MS patients tell MPs about life after 'liberation'
Steve Garvie does a deep knee bend, something he says would have led to him falling over prior to his treatment.
A group of patients with multiple sclerosis gathered on Parliament Hill Tuesday to testify how a controversial new treatment has changed their lives, as two Liberal MPs reiterated their call for more research.
The patients included Steve Garvie and Lianne Webb, both of whom were profiled in a recent report from CTV's W5.
Garvie was diagnosed 10 years ago with secondary progressive MS, which left him using a walker most of the time, suffering profound fatigue.
But since he's had what's been dubbed the "liberation treatment" to open up a blocked left jugular vein in this neck, his life has transformed.
He testified to the parliamentary Subcommittee on Neurological Disease Tuesday that he is now able to stand and walk on his own. He told the MPs that he was once suicidal and needed daily care to wash and cook. Now, he has regained his strength and independence.
Liane Webb, who was diagnosed with relapsing-remitting MS almost 20 years ago, has also been treated for blocked veins, a condition called CCSVI, or chronic cerebrospinal venous insufficiency.
Webb says she hasn't had an MS attack in the four months since her treatment, and her chronic fatigue has disappeared.
"I go golfing three times a week and I don't take the cart," she says. "I am able to go on bike rides and walks after work with my family now that I have the energy."
Dr. Sandy MacDonald, the Barrie Ont. doctor who helped diagnose and treat Garvie and Webb, told the committee that the balloon angioplasty used in the liberation treatment is a safe, relatively easy procedure for what he is finding is a common condition.
"I've done scans on almost 200, and greater than 90 per cent have venous anomalies," Dr. MacDonald told MPs.
Also Tuesday, two Liberal MPs reiterated their call for federal investment in research on CCSVI.
Liberal public health critic Dr. Carolyn Bennett and health critic Dr. Kirsty Duncan called for the Harper government to invest in MS research, diagnosis and treatment, and to immediately convene a meeting of provincial and territorial health ministers to discuss a national approach to funding MS and other diseases of the brain.
"We support the call by the MS Society of Canada and thousands of MS patients across the country who want the Harper government to provide $10 million for research into MS and its potential cause," Duncan said in a news release.
Drs. Duncan and Bennett wrote a letter to Health Minister Leona Aglukkaq on May 6 asking for support to research the "liberation treatment." Aglukkaq has yet to respond.
Dr. Duncan has also called for an emergency debate in the House of Commons on this issue, but so far those calls have been rejected.
"Liberation treatment centres are popping up daily around the world, and Canada, with one of the highest rates of MS in the world, should be on board," Duncan said. "MS patients and neurologists all agree that well-designed clinical trials must take place as soon as possible."
MS patients have organized numerous petitions calling on the government to fund liberation procedures, and hundreds of patients gathered for a rally on the Hill last month.

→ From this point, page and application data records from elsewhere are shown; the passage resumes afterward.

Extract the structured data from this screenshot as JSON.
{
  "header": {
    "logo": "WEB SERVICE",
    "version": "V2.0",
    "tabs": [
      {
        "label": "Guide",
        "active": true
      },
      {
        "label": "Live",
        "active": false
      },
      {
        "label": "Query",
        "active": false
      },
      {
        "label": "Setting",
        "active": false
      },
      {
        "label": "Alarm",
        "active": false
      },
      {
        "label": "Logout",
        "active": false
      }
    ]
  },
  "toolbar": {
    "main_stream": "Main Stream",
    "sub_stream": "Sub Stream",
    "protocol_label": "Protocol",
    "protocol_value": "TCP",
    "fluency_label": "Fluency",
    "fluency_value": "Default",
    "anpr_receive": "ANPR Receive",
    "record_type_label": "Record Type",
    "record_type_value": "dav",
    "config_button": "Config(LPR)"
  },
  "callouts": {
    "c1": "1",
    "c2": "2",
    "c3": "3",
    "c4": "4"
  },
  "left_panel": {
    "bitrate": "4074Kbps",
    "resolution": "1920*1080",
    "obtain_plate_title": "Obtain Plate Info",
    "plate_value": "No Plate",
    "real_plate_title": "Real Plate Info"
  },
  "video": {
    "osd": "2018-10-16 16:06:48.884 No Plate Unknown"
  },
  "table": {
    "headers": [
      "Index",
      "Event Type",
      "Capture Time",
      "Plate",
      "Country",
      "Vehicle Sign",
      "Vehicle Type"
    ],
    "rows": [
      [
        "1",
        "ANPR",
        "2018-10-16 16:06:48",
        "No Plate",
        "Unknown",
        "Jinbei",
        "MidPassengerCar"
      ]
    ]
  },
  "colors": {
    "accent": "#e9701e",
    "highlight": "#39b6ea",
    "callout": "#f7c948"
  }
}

Bennett noted that a number of MS patients are going overseas for treatment for CCSVI, at their own expense.
"What does this mean for a family who simply does not have the financial resources to do so? We believe that, just as heart patients are treated for blocked arteries, MS patients should also have access to this treatment," Bennett said in a statement.